This is my first complete assembly language game for the Spectrum and yes, that’s very apparent even without delving through the source code at GitHub – it’s recommended that anybody brave enough to do that wears hazmat gear or at the very least a good quality wetsuit and breathing apparatus – and, although I can accurately make the claim that Stercore has been written in 100% machine code, it really isn’t “pure machine code” as some people used to claim on their cassette inlays. Oh no, this is the dirty, impure stuff that our parents would warn us about as children…
Things have been a little rough of late with everything being topped off with our thirteen-year-old dog King passing away on the 7th of June – he arrived here at the start of 2005 as a small, six week old bundle of fluff. I haven’t really been in a fit state for much of anything since then – I pretty much kept up with Retro Gamer and tried “powering through” and sticking to my blog schedules but only managed about half of the “planned” posts – and I was even quieter than usual on social media which is something of an achievement I suppose? I’ve just realised whilst writing this that it happened almost a month ago, but I’m still getting the occasional wobble when it would have been his dinner time…
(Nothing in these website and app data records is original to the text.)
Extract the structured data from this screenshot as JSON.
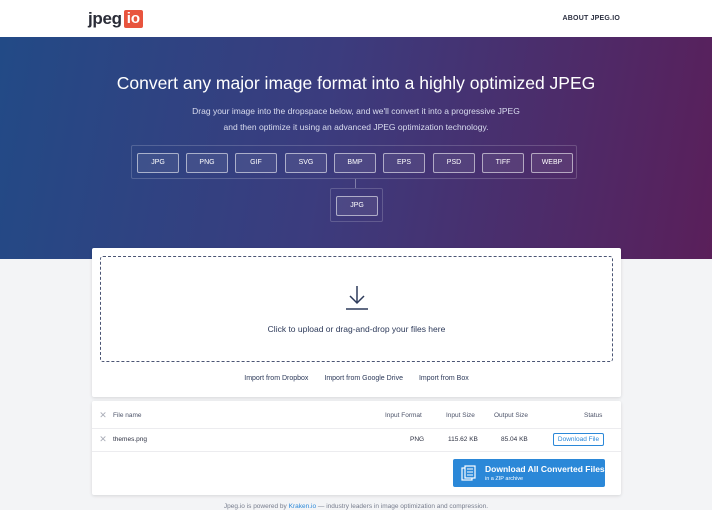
{
  "header": {
    "logo_text": "jpeg",
    "logo_badge": "io",
    "about_label": "ABOUT JPEG.IO"
  },
  "hero": {
    "title": "Convert any major image format into a highly optimized JPEG",
    "desc_line1": "Drag your image into the dropspace below, and we'll convert it into a progressive JPEG",
    "desc_line2": "and then optimize it using an advanced JPEG optimization technology.",
    "input_formats": [
      "JPG",
      "PNG",
      "GIF",
      "SVG",
      "BMP",
      "EPS",
      "PSD",
      "TIFF",
      "WEBP"
    ],
    "output_format": "JPG"
  },
  "upload": {
    "drop_text": "Click to upload or drag-and-drop your files here",
    "import_dropbox": "Import from Dropbox",
    "import_gdrive": "Import from Google Drive",
    "import_box": "Import from Box"
  },
  "files": {
    "columns": {
      "file_name": "File name",
      "input_format": "Input Format",
      "input_size": "Input Size",
      "output_size": "Output Size",
      "status": "Status"
    },
    "rows": [
      {
        "file_name": "themes.png",
        "input_format": "PNG",
        "input_size": "115.62 KB",
        "output_size": "85.04 KB",
        "status_button": "Download File"
      }
    ],
    "zip_title": "Download All Converted Files",
    "zip_subtitle": "in a ZIP archive"
  },
  "footer": {
    "text_before": "Jpeg.io is powered by",
    "link": "Kraken.io",
    "text_after": "— industry leaders in image optimization and compression."
  },
  "colors": {
    "accent_blue": "#2b88d8",
    "logo_red": "#e8543e",
    "hero_start": "#224a86",
    "hero_end": "#5a1f5a"
  }
}
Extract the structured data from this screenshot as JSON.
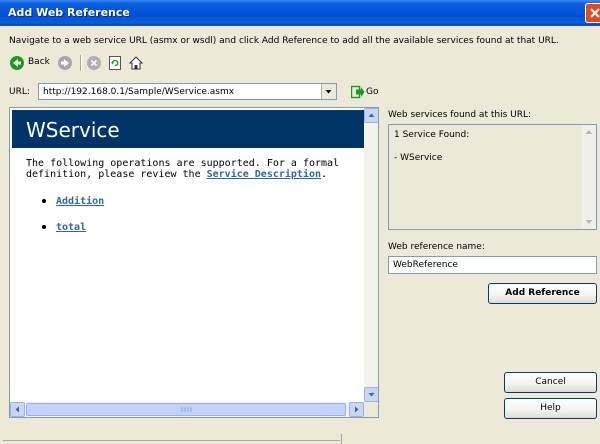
{
  "window": {
    "title": "Add Web Reference"
  },
  "instruction": "Navigate to a web service URL (asmx or wsdl) and click Add Reference to add all the available services found at that URL.",
  "toolbar": {
    "back_label": "Back",
    "icons": [
      "back-arrow-icon",
      "forward-arrow-icon",
      "stop-icon",
      "refresh-icon",
      "home-icon"
    ]
  },
  "url": {
    "label": "URL:",
    "value": "http://192.168.0.1/Sample/WService.asmx",
    "go_label": "Go"
  },
  "service_page": {
    "title": "WService",
    "description_prefix": "The following operations are supported. For a formal definition, please review the ",
    "description_link": "Service Description",
    "description_suffix": ".",
    "operations": [
      "Addition",
      "total"
    ]
  },
  "services_found": {
    "label": "Web services found at this URL:",
    "count_text": "1 Service Found:",
    "items": [
      "- WService"
    ]
  },
  "reference": {
    "label": "Web reference name:",
    "value": "WebReference",
    "add_button": "Add Reference"
  },
  "buttons": {
    "cancel": "Cancel",
    "help": "Help"
  },
  "colors": {
    "titlebar": "#0350d8",
    "banner": "#003366",
    "link": "#336699",
    "go_arrow": "#1c9a1c"
  }
}
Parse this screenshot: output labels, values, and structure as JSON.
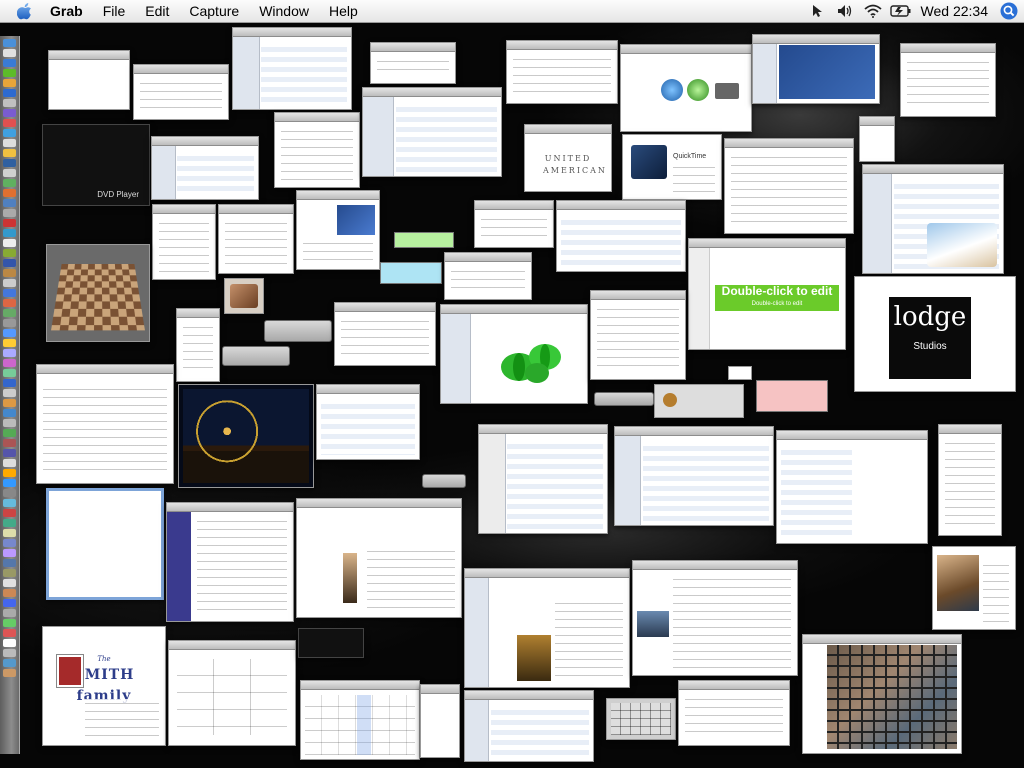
{
  "menubar": {
    "apple_icon": "apple-icon",
    "items": [
      {
        "label": "Grab",
        "app": true
      },
      {
        "label": "File"
      },
      {
        "label": "Edit"
      },
      {
        "label": "Capture"
      },
      {
        "label": "Window"
      },
      {
        "label": "Help"
      }
    ],
    "status_icons": [
      "pointer-icon",
      "volume-icon",
      "wifi-icon",
      "battery-icon"
    ],
    "clock": "Wed 22:34",
    "spotlight_icon": "spotlight-icon"
  },
  "dock": {
    "icon_colors": [
      "#4a90d9",
      "#e0e0e0",
      "#3a7bd5",
      "#5dbb2a",
      "#e8a53a",
      "#2d6ad0",
      "#c0c0c0",
      "#7a5cd0",
      "#e05050",
      "#40a0e0",
      "#ddd",
      "#f0c040",
      "#3060a0",
      "#d0d0d0",
      "#60b060",
      "#e07030",
      "#5080c0",
      "#aaaaaa",
      "#cc3333",
      "#3399cc",
      "#eeeeee",
      "#88aa33",
      "#3355aa",
      "#bb8844",
      "#cccccc",
      "#4477dd",
      "#dd6644",
      "#66aa66",
      "#999999",
      "#5599ff",
      "#ffcc33",
      "#aaaaff",
      "#cc66cc",
      "#77cc99",
      "#3366cc",
      "#cccccc",
      "#dd9944",
      "#4488cc",
      "#bbbbbb",
      "#55aa55",
      "#aa5555",
      "#5555aa",
      "#dddddd",
      "#ffaa00",
      "#3399ff",
      "#888888",
      "#66bbdd",
      "#cc4444",
      "#44aa88",
      "#ddddaa",
      "#7788cc",
      "#bb99ff",
      "#5577aa",
      "#999966",
      "#e0e0e0",
      "#cc8855",
      "#4466ee",
      "#aaaaaa",
      "#66cc66",
      "#dd5555",
      "#ffffff",
      "#bbbbbb",
      "#5599cc",
      "#cc9966"
    ]
  },
  "windows": {
    "lodge_text": "lodge",
    "lodge_sub": "Studios",
    "smith_pre": "The",
    "smith_family": "SMITH family",
    "double_click": "Double-click to edit",
    "americana": "UNITED AMERICAN",
    "quicktime_title": "QuickTime"
  }
}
I haven’t done much code since then, but the bulk of what I’ve written during that period has been “busy work” to keep my mind occupied more than anything else. Vallation hasn’t seen any attention because I didn’t dare sit down with anything that complicated where I could easily lose concentration halfway through modifying something important and leave myself with a steaming mess to knock the bugs out of later… I’m perfectly capable of doing things like that often enough as it is without any external encouragement!
One of the distractions was writing a game for the Spectrum for release under the C64CD brand. It’s pretty much done apart from needing quite a bit more level data, but now it’s that close to complete I’m sort of committed to finishing it as an entry for the venerable CSS Crap Game Competition. It’s crap in the sense that it’s incredibly simple as a game and my Z80 is shockingly bad to the point where I’m considering a disclaimer when the source goes up to Github warning people that it’s not there as a “learning tool” unless being used as an example of how things really shouldn’t be done. That doesn’t stop me being almost perversely proud of it for some reason?